Learning From Classroom InstructionBeing a seminar, participation from the students is required. It is best to be able to remember what you read and be able to comment on the works. Annotating the literature will help both remembering what you read and being able to talk about it in class, whether it is a question or something that adds to the discussion. Taking notes during the seminar will help as Professor Brown will go through the theme of how the literature interacts with the law. In my class there were only a total of four students so class participation became very important.
Learning For and From AssignmentsAssigned readings vary in length from poems to extended essays and short stories. I found it helpful to audiobook the longer stories like Bonito Cerino and Pudd’n’head Wilson from YouTube while annotating the text in a Word document so I could easily navigate the story while also commenting on it so I wouldn’t forget what I heard. Assignments are in the form of short response papers (1-2 pages) and one final Dean’s Date assignment (10-12 pages). The response papers consist of selecting a quote from a reading discussed in class and forming an argument on what it says about the text as a whole. What helped me write the response papers was selecting a phrase or sentence from a reading that struck me as interesting or profound and explaining why it interested while also relating it to the rest of the reading. The Dean’s Date assignment is a research paper that examines a reading presented in class (or outside of the class) or multiple readings and forming an argument about what the text says about the time it was published in.
External ResourcesMultiple readings will be available from Labyrinth Books as well as poems online directed from Blackboard and a couple audiobooks from YouTube. Professor Brown is also available for office hours to discuss readings presented in the class or not and help with the assignments.
What Students Should Know About This Course For Purposes Of Course SelectionStudents will learn how influential American law was to African American literature. Many African American literature discussed in one way or another the social implications or after effects of those laws or events. If a student is considering pursuing a concentration in African American Studies, I recommend this class as it goes in depth into the laws and events that convinced many well-known authors to write many famous works of literature.
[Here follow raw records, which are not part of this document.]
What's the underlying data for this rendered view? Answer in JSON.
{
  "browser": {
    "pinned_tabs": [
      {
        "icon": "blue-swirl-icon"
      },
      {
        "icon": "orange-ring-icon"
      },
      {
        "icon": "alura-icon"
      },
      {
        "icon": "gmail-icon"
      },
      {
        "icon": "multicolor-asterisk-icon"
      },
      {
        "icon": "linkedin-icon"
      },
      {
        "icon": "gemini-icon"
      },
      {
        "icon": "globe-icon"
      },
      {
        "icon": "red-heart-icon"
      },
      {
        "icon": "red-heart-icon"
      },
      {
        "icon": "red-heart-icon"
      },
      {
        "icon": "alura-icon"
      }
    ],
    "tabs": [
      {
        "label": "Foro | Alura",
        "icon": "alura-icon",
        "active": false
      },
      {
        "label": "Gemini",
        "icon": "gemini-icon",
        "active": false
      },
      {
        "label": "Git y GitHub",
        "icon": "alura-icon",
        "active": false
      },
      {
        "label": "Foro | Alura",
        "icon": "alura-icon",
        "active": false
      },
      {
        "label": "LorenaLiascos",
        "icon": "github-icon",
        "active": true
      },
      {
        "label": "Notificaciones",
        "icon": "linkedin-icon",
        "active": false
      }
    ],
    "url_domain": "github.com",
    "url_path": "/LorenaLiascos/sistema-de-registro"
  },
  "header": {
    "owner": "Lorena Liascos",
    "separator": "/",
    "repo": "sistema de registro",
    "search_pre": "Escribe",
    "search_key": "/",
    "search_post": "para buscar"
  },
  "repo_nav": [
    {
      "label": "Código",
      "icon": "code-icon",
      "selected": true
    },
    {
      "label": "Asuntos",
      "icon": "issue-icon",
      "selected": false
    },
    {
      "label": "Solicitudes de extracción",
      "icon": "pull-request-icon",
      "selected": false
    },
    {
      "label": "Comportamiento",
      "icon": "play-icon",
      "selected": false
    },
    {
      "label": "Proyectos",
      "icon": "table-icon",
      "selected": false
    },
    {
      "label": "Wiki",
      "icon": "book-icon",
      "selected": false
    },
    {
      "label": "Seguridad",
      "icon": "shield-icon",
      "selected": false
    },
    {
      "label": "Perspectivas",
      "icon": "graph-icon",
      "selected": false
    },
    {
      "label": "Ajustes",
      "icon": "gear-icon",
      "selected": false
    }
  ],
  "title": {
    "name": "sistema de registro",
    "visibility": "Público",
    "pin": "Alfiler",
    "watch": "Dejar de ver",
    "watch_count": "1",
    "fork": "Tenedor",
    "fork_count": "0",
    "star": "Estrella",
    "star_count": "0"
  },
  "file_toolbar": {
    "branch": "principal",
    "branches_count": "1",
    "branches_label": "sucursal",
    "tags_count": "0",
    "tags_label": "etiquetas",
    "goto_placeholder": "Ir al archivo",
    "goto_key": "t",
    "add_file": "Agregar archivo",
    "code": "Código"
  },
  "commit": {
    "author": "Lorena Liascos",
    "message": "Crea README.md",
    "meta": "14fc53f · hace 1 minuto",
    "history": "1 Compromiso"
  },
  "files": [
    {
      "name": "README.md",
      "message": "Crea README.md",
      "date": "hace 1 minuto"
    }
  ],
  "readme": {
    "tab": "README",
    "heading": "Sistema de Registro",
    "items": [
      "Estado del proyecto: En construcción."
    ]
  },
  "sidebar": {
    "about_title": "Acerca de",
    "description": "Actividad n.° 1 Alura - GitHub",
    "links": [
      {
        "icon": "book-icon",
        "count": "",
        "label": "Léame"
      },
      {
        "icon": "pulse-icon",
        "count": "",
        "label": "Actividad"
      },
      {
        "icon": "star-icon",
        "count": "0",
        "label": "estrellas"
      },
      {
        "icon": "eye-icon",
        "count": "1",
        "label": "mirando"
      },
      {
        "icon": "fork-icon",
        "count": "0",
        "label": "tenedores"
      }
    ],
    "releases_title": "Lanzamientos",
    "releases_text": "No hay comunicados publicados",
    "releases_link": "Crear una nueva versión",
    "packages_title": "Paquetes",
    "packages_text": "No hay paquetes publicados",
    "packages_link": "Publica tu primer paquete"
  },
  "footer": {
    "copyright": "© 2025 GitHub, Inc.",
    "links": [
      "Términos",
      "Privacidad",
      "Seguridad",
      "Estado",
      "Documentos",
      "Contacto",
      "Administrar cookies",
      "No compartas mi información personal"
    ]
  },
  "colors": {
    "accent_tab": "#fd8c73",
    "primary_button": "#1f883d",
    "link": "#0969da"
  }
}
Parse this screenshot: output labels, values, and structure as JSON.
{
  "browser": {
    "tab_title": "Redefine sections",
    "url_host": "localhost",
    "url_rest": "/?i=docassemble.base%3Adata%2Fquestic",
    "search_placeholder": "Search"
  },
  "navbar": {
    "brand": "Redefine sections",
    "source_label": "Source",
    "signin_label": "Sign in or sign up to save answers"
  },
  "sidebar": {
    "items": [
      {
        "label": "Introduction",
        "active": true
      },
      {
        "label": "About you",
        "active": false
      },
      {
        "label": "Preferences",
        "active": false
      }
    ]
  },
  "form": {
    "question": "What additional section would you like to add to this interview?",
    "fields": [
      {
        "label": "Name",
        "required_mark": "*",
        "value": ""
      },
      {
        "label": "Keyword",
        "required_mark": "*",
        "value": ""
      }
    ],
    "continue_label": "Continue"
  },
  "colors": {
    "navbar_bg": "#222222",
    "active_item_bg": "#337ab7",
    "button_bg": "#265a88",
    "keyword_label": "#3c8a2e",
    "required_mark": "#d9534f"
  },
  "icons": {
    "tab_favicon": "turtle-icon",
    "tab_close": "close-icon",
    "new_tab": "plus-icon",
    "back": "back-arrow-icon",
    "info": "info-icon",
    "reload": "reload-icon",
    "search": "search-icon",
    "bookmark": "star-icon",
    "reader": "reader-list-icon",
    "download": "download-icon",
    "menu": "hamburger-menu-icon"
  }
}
If you want to know what circumstances provoked your favorite African American writers to produce the major works of literature you know or haven’t seen yet, this is the class to take.
Topics in African American Literature: Fictions of Black Urban Life